(By Chris Mayer) The end of small banks in America seems near. Instead, America will be a land of giants. But the small banks will go out with a bang — one that investors can capitalize on.
First, let's look at why small banks are on their way out.
One little-appreciated side effect of the financial crisis is the hostile conditions it created for small banks — and not for the reason you think. It wasn't that these smallest of America's banks got in any financial trouble. Many did not. In fact, many remain among the best capitalized of America's banks. These banks just stuck to simple business of banking — taking deposits and making old-fashioned loans.
But in the wake of the financial crisis, U.S. regulations began to impose costly rules on all banks — not just the big behemoths that got in trouble. This month, the beating continued as the Federal Reserve determined that even the smallest lenders must comply with the new Basel III accords.
These compliance costs can easily top a million dollars. For a small bank, that may be more than they make in profits all year.
The Federal Reserve policy of keeping interest rates low hurts too. It crimps small bank profit margins. These banks rely on the lending spreads. They don't have big fancy trading desks or big fee businesses. And the lousy economy doesn't make life any easier. It's tough to grow.
So what many small banks are doing is selling out. There have been more than 90 transactions announced so far this year, according to The Wall Street Journal. We're on pace for the busiest year for bank mergers since 2007 in terms of transactions.
What's interesting here from an investment point of view are the prices paid. Buyers are paying premiums to book value for healthy banks with lots of capital. Yet many such small banks trade for well under book value.
My favorite small banks to own are the recently converted thrifts (or savings & loans). A thrift conversion is when a thrift converts to a publicly traded bank. To do this, it offers shares to the public. But unlike a traditional IPO — like Facebook — there are no selling insiders. All of the money raised, less underwriting fees, goes back to the bank. So the new shareholders own the cash they put in, less fees, plus the bank.
As a result, these thrifts have tons of cash and often trade below book value. They have plenty of room to buy back stock or pay dividends. Often, they get bought out. By law, they can't until after they pass their three-year anniversary. But once that happens, investors can see immediate big gains from a takeover.
According to SNL Financial, which tracks such things, of the 56 completed conversions from 2003-08, there have been 16 buyouts, with two more pending. The median price-to-tangible book ratio at announcement of the takeover was 164.2%. That means that if you paid no more than book value, you got a 64% gain over a three-year span.
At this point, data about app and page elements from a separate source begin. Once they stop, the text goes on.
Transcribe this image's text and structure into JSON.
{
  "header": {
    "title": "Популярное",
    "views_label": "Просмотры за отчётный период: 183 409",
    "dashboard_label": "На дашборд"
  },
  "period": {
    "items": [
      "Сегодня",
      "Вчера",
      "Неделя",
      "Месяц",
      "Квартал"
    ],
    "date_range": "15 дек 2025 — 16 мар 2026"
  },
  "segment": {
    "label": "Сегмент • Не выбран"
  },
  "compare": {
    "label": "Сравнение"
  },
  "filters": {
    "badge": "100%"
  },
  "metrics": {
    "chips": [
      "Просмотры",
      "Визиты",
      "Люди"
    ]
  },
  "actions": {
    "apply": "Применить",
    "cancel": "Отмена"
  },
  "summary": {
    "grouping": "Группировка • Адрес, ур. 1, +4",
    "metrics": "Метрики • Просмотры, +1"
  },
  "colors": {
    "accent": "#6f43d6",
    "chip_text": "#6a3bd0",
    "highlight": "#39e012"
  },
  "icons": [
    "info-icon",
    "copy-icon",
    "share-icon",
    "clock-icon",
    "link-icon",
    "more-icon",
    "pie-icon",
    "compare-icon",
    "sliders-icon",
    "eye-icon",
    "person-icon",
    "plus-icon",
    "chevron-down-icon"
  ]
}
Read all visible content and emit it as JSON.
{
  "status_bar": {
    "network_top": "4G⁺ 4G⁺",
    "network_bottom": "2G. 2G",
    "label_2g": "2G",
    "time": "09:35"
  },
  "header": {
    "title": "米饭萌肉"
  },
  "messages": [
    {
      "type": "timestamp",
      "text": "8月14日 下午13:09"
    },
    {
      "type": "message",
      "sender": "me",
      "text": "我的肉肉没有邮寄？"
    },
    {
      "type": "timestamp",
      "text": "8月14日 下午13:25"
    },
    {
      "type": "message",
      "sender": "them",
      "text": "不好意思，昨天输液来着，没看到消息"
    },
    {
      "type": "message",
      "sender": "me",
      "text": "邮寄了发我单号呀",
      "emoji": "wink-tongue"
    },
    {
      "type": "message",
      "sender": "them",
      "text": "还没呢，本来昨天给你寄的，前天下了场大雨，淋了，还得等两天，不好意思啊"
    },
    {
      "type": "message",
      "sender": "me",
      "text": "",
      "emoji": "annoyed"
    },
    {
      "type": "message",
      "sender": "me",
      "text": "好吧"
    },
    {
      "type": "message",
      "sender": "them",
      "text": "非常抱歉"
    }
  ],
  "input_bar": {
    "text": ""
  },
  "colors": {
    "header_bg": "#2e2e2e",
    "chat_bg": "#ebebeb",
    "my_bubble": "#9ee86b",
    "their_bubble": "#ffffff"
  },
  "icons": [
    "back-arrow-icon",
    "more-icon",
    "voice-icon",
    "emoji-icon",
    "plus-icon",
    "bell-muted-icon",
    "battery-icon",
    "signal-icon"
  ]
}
If you paid 80% of book value, then a 164% premium means you doubled your money — and that assumes that book value hasn't grown at all since you bought it, which is unlikely. Most healthy thrifts increase book value per share over time.
Hold longer than three years and your odds are better. SNL recently published a table on the class of 2000. Nearly two-thirds were bought out. And the ones that weren't still did well by their investors, see the table below:
Many of them doubled. A few were even monster winners. Connecticut Bancshares went from $10 to $52 per share. Port Financial went from $10 to $53.98 per share. There was one failure, but otherwise, the rest made good returns.
In summary, the nature of thrift conversions — all that cash to start, often with an attractive valuation plus the added kicker of a likely takeout (made more likely in today's environment) — means that converted thrifts often prove good investments. As Barron's recently reported:
"Converted thrifts have outperformed the broad market significantly in the past 20 years, and that could remain the case. In the 10 years ended Dec. 1 (2011), the SNL Thrift MHC Index, based on 30 partially converted thrifts, returned 188%, versus a return of just 63% for the small-cap Russell 2000."
This kind of outperformance has been going on for a long time. Peter Lynch, the great investor who ran the Fidelity Magellan fund to glory, included two enthusiastic chapters on them in his book Beating the Street. And superinvestor Seth Klarman also writes about them favorably in his book Margin of Safety. I included a discussion of thrifts in my new book World Right Side Up: Investing Across Six Continents in the chapter on the U.S.
Again, nothing works all the time. But here again the odds heavily favor you.
The end of small banking in America means this window will surely close one day. But for now, there are still lots of small banks in America. My bet is that a good number of them will make their investors happy.
for The Penny Sleuth